##### Material for this exercise

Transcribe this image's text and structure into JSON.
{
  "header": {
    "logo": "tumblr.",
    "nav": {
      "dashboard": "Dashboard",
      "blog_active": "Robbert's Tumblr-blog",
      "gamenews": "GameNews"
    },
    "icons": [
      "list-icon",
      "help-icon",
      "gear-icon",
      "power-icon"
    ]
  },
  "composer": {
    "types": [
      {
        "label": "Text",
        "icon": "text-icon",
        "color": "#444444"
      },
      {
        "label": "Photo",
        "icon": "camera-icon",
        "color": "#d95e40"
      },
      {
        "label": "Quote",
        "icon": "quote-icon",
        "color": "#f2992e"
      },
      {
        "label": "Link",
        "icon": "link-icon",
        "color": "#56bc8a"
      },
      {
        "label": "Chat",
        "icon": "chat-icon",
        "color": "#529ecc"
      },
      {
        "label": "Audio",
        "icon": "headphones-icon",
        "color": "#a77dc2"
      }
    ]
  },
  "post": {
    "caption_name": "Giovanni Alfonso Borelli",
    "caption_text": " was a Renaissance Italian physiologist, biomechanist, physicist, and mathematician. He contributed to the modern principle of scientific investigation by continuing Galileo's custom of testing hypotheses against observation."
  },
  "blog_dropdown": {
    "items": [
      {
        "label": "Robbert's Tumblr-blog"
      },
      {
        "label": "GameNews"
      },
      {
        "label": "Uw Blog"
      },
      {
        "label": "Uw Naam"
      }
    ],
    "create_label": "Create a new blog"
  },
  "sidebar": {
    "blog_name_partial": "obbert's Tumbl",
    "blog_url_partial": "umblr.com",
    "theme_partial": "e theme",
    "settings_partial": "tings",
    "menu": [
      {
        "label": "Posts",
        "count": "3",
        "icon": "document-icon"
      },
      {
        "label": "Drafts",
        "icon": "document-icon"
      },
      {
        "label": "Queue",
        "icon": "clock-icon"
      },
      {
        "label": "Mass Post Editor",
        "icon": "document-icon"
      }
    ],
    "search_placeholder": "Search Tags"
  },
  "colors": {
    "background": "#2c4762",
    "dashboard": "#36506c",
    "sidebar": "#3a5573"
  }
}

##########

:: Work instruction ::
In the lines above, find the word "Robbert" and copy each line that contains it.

:: Solved exercise ::
      "blog_active": "Robbert's Tumblr-blog",
        "label": "Robbert's Tumblr-blog"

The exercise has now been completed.